3. Make a Shopping List & Stick to it! – Rule #1 of Budget Fight Club – Make a List. When I don’t bring a shopping list to the supermarket, things go haywire. I buy produce that I never get around to cooking (life happens), enough fruit to last two weeks (but which naturally goes bad much sooner than that…), and frozen food that gets forgotten in the back of the freezer. When I bring a list based on meals that I plan to cook through the week, however, I’m much better at sticking to my budget. And my kids get to eat more frequently. Win win! 😉
4. Sub Your List With Items From the 365 Everyday Value® Line – Whole Foods’ 365 Everyday Value® line is the Real. Deal. The ingredients are high-quality and the prices are strikingly less than local competitors’ prices. Moreover, the food tastes good, people! Still not convinced? Well, take my little hand and read though a couple of these highlights:
- Gallon of Whole Milk: $3.39
- Dozen Cage Free Eggs: $2.99
- Whole Wheat Bread: $2.99
- Canned Beans (Non-BPA Lining, holla!): $0.99
- Frozen Vegetables: Ranging $1.39 – $1.69
- Shredded Cheese, 16 oz: $4.69
5. Look for the Yellow Price Tags – These items tend to be on sale and not necessarily advertised as such. That’s ok; more for me! 🙂
6. Shop on Fridays / Weekends – Little sumphin, sumphin I discovered during this quest: The best days to shop are Fridays – Sundays, as there are in-house, weekend deals to be had! Who knew?!
8. Keep Eyes Peeled for Even More Unadvertised Sales! Stumbled upon our usual Almond Milk, on sale for $2.99 (usually $3.50+). Also saw more recently that Alden’s Organic Ice Cream (which is usually off limits at $7.00, was on sale for $5.00). Delish!
So, there you have it, dear buds. I’m happy to report that we found Whole Foods Market to be just as affordable option, if not actually more affordable, than the other local supermarkets. Now, where’s our list?

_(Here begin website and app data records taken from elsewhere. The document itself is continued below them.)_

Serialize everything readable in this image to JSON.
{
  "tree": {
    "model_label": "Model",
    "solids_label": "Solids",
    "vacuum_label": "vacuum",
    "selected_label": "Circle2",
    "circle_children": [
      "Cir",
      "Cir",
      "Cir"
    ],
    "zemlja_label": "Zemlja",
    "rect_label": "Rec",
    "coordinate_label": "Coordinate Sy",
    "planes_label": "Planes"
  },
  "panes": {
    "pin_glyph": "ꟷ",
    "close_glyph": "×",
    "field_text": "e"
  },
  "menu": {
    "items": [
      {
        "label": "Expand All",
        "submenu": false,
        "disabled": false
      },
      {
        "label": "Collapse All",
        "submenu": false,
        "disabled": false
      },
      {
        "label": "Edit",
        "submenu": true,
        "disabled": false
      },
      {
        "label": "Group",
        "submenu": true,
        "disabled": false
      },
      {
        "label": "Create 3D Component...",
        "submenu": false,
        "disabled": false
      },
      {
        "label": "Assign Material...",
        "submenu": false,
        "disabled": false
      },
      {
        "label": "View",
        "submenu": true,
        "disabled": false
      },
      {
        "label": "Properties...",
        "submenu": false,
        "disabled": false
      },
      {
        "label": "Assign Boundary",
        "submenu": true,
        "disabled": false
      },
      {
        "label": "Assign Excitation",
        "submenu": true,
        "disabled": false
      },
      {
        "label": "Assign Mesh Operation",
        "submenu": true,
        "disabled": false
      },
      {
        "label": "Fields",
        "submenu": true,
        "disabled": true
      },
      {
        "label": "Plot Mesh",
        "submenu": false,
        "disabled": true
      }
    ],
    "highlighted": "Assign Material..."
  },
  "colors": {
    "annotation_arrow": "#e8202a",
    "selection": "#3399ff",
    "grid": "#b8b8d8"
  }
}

We need to do some food shopping! 🙂
Disclosure: This post is sponsored by Whole Foods Market. The observations, opinions and humor, however, are strictly my own!